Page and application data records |

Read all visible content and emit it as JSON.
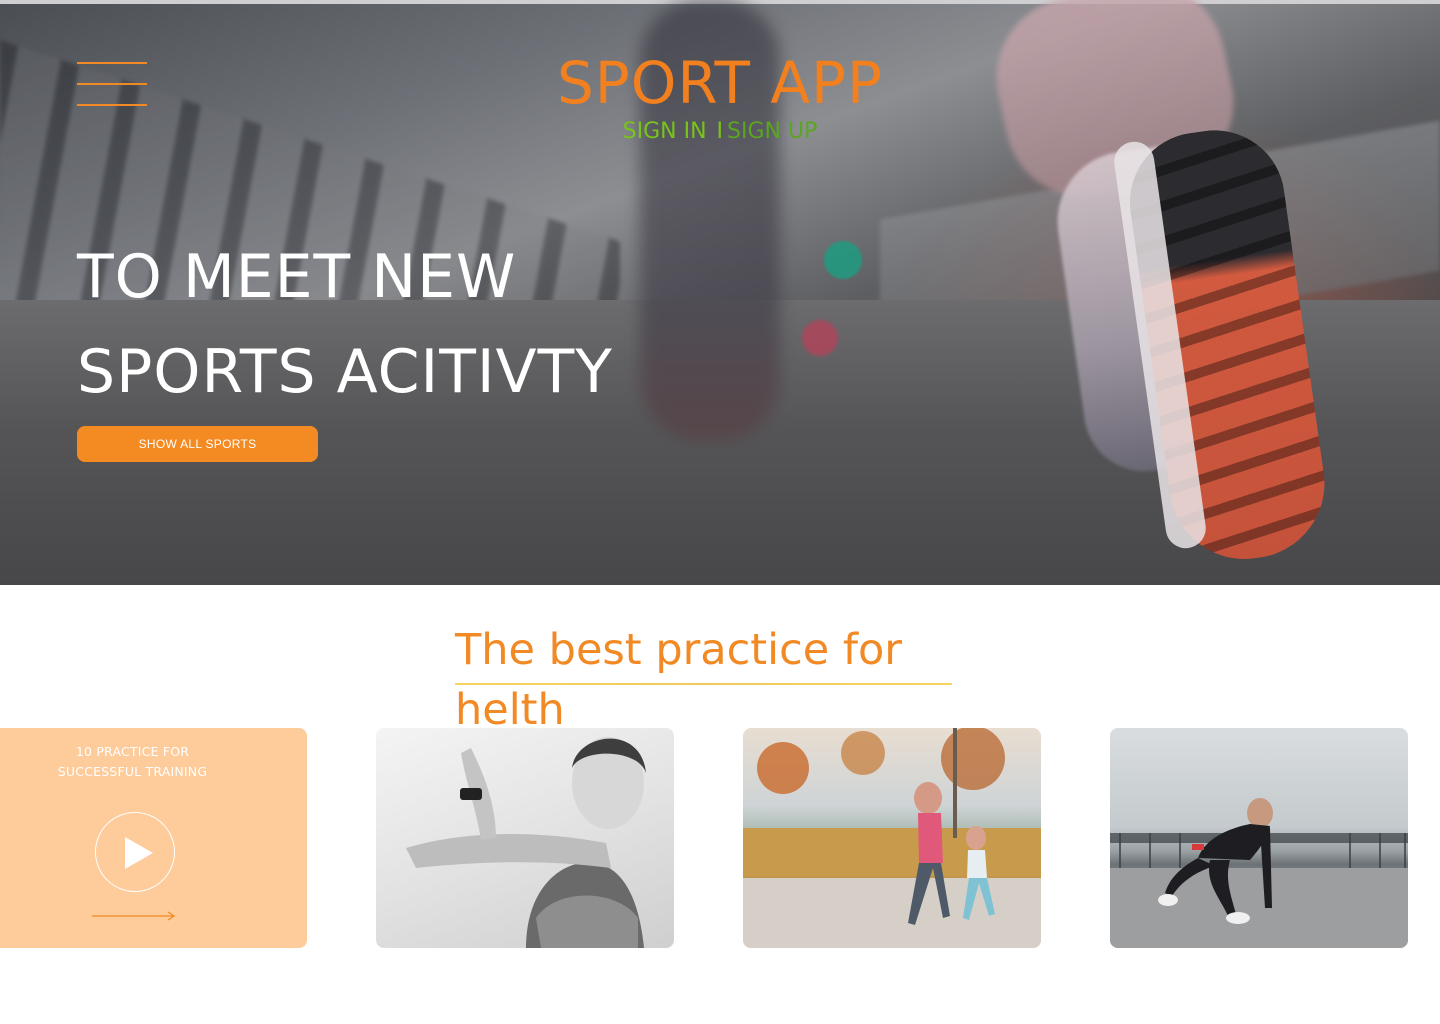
{
  "header": {
    "brand": "SPORT APP",
    "sign_in": "SIGN IN",
    "separator": "I",
    "sign_up": "SIGN UP",
    "menu_icon": "hamburger-menu-icon"
  },
  "hero": {
    "headline_line1": "TO MEET NEW",
    "headline_line2": "SPORTS ACITIVTY",
    "cta_label": "SHOW ALL SPORTS",
    "background_image": "runner-shoes-photo"
  },
  "section": {
    "title": "The best practice for helth"
  },
  "cards": {
    "promo": {
      "line1": "10 PRACTICE FOR",
      "line2": "SUCCESSFUL TRAINING",
      "play_icon": "play-icon",
      "arrow_icon": "arrow-right-icon"
    },
    "images": [
      "woman-stretching-photo",
      "mother-daughter-running-photo",
      "man-sprint-start-photo"
    ]
  },
  "colors": {
    "accent": "#f18a24",
    "cta": "#f48a22",
    "auth_green": "#79c41a",
    "promo_bg": "#fecb9a",
    "title_underline": "#f4d04c"
  }
}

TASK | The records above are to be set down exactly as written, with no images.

RESPONSE TO THE TASK |
Read all visible content and emit it as JSON.
{
  "header": {
    "brand": "SPORT APP",
    "sign_in": "SIGN IN",
    "separator": "I",
    "sign_up": "SIGN UP",
    "menu_icon": "hamburger-menu-icon"
  },
  "hero": {
    "headline_line1": "TO MEET NEW",
    "headline_line2": "SPORTS ACITIVTY",
    "cta_label": "SHOW ALL SPORTS",
    "background_image": "runner-shoes-photo"
  },
  "section": {
    "title": "The best practice for helth"
  },
  "cards": {
    "promo": {
      "line1": "10 PRACTICE FOR",
      "line2": "SUCCESSFUL TRAINING",
      "play_icon": "play-icon",
      "arrow_icon": "arrow-right-icon"
    },
    "images": [
      "woman-stretching-photo",
      "mother-daughter-running-photo",
      "man-sprint-start-photo"
    ]
  },
  "colors": {
    "accent": "#f18a24",
    "cta": "#f48a22",
    "auth_green": "#79c41a",
    "promo_bg": "#fecb9a",
    "title_underline": "#f4d04c"
  }
}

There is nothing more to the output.